__What is expected__.
When a line of the records contains "heart", copy it.
*** Available data Section Begins ***
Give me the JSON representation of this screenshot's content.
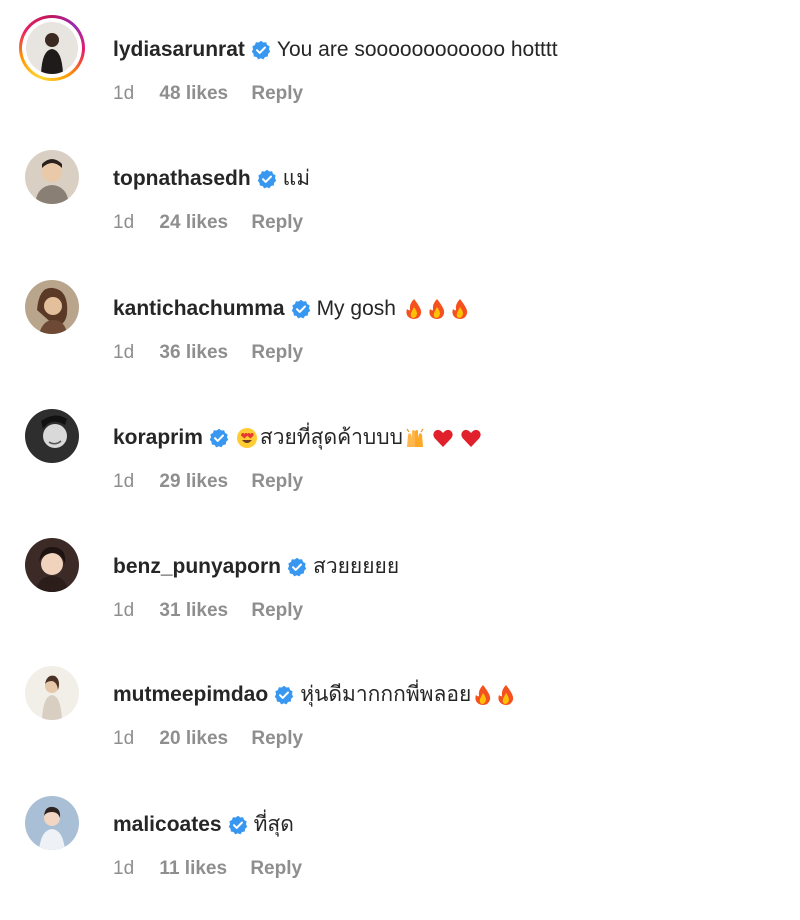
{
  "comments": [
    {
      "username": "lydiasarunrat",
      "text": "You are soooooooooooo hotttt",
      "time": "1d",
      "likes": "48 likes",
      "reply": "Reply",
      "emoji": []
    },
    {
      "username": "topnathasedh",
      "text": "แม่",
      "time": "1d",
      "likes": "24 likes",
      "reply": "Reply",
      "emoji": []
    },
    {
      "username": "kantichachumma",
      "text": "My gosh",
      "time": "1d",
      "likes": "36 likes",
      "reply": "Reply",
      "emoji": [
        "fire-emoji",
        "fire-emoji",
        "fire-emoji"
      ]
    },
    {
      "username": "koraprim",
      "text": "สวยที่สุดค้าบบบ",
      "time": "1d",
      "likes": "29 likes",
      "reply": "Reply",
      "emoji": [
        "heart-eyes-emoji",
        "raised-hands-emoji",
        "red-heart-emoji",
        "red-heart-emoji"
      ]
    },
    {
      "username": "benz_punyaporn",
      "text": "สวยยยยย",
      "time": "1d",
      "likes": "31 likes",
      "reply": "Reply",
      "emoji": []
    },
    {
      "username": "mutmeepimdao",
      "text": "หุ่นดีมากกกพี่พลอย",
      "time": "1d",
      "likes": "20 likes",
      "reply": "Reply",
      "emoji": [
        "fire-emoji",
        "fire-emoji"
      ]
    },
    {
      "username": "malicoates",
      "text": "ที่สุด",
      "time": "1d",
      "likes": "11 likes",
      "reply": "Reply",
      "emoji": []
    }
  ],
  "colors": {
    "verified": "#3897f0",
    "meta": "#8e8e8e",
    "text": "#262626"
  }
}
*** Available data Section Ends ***
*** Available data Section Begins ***
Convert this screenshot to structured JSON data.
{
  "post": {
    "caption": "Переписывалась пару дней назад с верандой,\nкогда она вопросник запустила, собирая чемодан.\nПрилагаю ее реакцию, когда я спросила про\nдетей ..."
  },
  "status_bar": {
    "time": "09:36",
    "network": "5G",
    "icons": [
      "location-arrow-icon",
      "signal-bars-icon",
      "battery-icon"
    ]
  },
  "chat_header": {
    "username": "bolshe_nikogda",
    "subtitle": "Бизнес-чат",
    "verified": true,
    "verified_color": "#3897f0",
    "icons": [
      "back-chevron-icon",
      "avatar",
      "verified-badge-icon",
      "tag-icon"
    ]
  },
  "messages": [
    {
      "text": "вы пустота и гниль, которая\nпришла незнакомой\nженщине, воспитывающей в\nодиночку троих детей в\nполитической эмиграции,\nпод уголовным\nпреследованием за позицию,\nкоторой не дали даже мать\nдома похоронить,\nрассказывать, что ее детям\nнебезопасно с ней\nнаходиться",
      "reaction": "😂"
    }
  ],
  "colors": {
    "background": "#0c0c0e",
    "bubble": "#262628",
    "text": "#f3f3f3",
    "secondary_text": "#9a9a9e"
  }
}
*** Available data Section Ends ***
__Task answer__.
        "heart-eyes-emoji",
        "red-heart-emoji",
        "red-heart-emoji"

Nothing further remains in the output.